Mischa Dick

3 Key Elements for Healthcare Integration – Part 1: Scope

By: Mischa Dick

Recently we have had the chance to talk to many healthcare provider CEOs, CFOs and COOs regarding their key challenges and concerns. While there are often similar issues across organizations, right now the challenges on the mind of many seem to be very concentrated around one subject: How to integrate acquired assets, ranging across new EMRs, physician practices and hospitals into a working system that can deliver outstanding quality with economic efficiency. The subject is further amplified by many providers entering risk based agreements and needing to rethink their business models.

Systems Engineering is the field that is focused on the design and management of complex systems, and if there is a system that ever qualified for being complex, I would argue healthcare is it. So, systems engineering is a logical approach to solve for this. But, as is almost always the case, the tools alone are hardly the solution, putting the tools at play takes additional consideration.

One such consideration that is a big driver in how successful the work will be, and how quickly it will produce, is the scope of the projects themselves. To support the objective of creating a seamless system, and at the same time, create efficiencies and cost reduction, the inefficiencies created by silos must be removed, which of course is directly related to scope. The larger the scope, the more opportunity to remove inefficiencies created by silos.

Silos are simply a reality, and silos are serious barriers to building a holistic system. They create hand-off issues, and each hand-off creates risk of errors as part of the hand-off. The hand-offs create a bumpy customer experience, especially if they occur directly in the customer facing process. Hand-offs increase the timeline to completing the overall task as the work has to wait in line at the next silo. Hand-offs are productivity killers. Each person or department has to go through a ‘mental’ setup process, getting their head into the case or work, before being able to contribute. Silos contribute to a lack of comprehensive ownership and limit line of sight to customers. Measurements are another issue, silos require silo based metrics which by definition are limited and often suboptimal, driving all sorts of well-intended but undesired behaviors. 

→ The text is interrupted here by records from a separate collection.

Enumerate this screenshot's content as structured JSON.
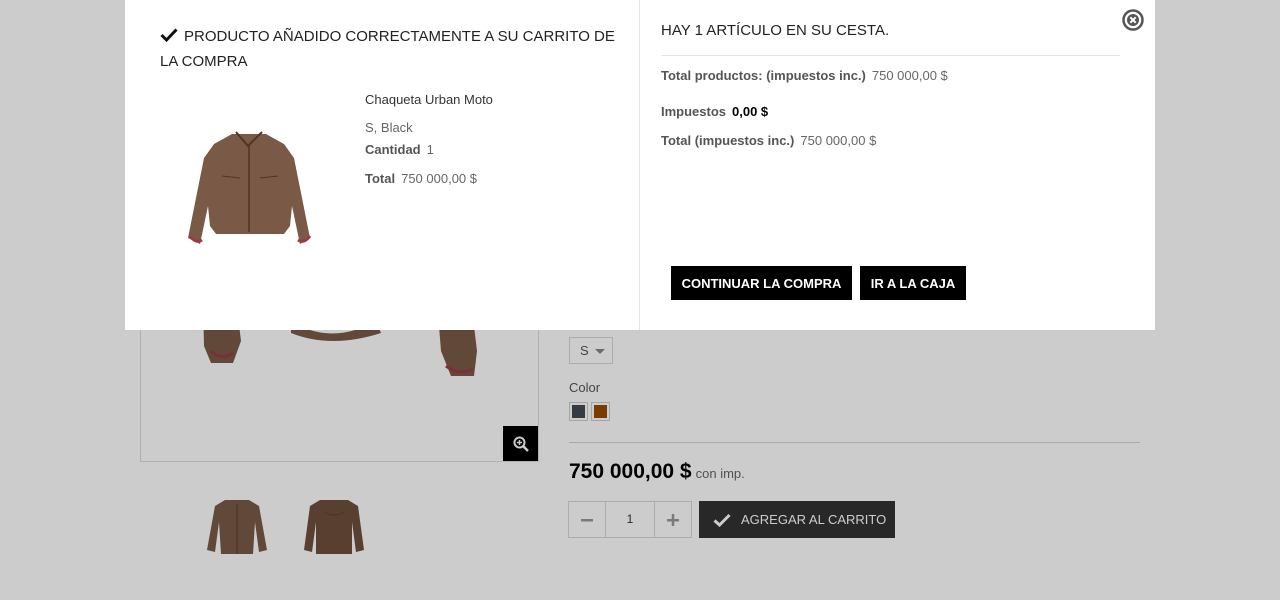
{
  "product_page": {
    "size_value": "S",
    "color_label": "Color",
    "swatches": [
      {
        "name": "Black",
        "color": "#434a54"
      },
      {
        "name": "Brown",
        "color": "#964b00"
      }
    ],
    "price": "750 000,00 $",
    "price_suffix": "con imp.",
    "quantity": "1",
    "add_to_cart_label": "AGREGAR AL CARRITO"
  },
  "modal": {
    "success_title": "PRODUCTO AÑADIDO CORRECTAMENTE A SU CARRITO DE LA COMPRA",
    "product_name": "Chaqueta Urban Moto",
    "product_attributes": "S, Black",
    "quantity_label": "Cantidad",
    "quantity_value": "1",
    "total_label": "Total",
    "total_value": "750 000,00 $",
    "cart_count_text": "HAY 1 ARTÍCULO EN SU CESTA.",
    "total_products_label": "Total productos: (impuestos inc.)",
    "total_products_value": "750 000,00 $",
    "taxes_label": "Impuestos",
    "taxes_value": "0,00 $",
    "grand_total_label": "Total (impuestos inc.)",
    "grand_total_value": "750 000,00 $",
    "continue_label": "CONTINUAR LA COMPRA",
    "checkout_label": "IR A LA CAJA"
  },
  "colors": {
    "overlay": "rgba(0,0,0,0.2)",
    "button_dark": "#000000",
    "add_cart_bg": "#333333",
    "jacket": "#7a5a46"
  },
  "icons": [
    "check-icon",
    "close-circle-icon",
    "zoom-icon",
    "minus-icon",
    "plus-icon",
    "caret-down-icon"
  ]
}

Silos are bad.

But, silos are here for a reason. They mostly date back to driving specialization and efficiencies, and they are often based in historic tasks that are no longer needed. The issue is, the world has changed with the new tools and approaches now available, while our organizational makeup, and therefore the silos, have not.

New technologies, the Cerner’s, Epic’s and “New” Meditech’s of the world, have evolved to provide magnificent functionalities that should change how we organize around the work. Many tasks that had to be completed manually can now be automated, cutting hours of mundane tasks and focusing us on much more valuable work.

This has several implications. First, we can broaden the scope of work each individual completes. Second, the scope of organizational responsibility can increase, creating fewer groups in the end to end value stream. This reduces errors, increases ownership, and eliminates the labor inefficiencies of hand-offs. Finally, this has significant implications for the workforce itself, mundane repetitive tasks are replaced by those where decisions are made and customer service is created, which is where the value of the human touch is. This means we are creating a shift in what many people in the system do, and that has implications for the role of managers and associates alike.

(As an aside, some EMR implementations have created barriers in this space where the administrative, and non-value portion of work has actually increased, for example, for physicians burdened with documentation requirements, which will be the subject of another blog, and not something we will discount).

This brings us to the key question, one that has no precise answer, but a directional one: What is the right scope for the projects that integrate the pieces into a working system?

As a general rule, we have found large scopes defined as end to end processes are the most successful. Interdepartmental scopes will not produce system level gains, we have to scope across departments. Value stream thinking and the consideration of natural breakpoints are usually a good starting point. For example, for Patient Contact Centers, a ‘one call does it all’ approach will define scope across several traditional departments that can make sense. Value stream thinking will then allow for a design where teams are organized by service line with standard processes for each team servicing customer requests, and working in parallel based on request type.

It seems like the time has come to integrate health system assets and reap the benefits associated with this type of work. In one recent project, this approach has led to one organization freeing up approximately 30% of the labor to make those resources available for other critical tasks. Not bad.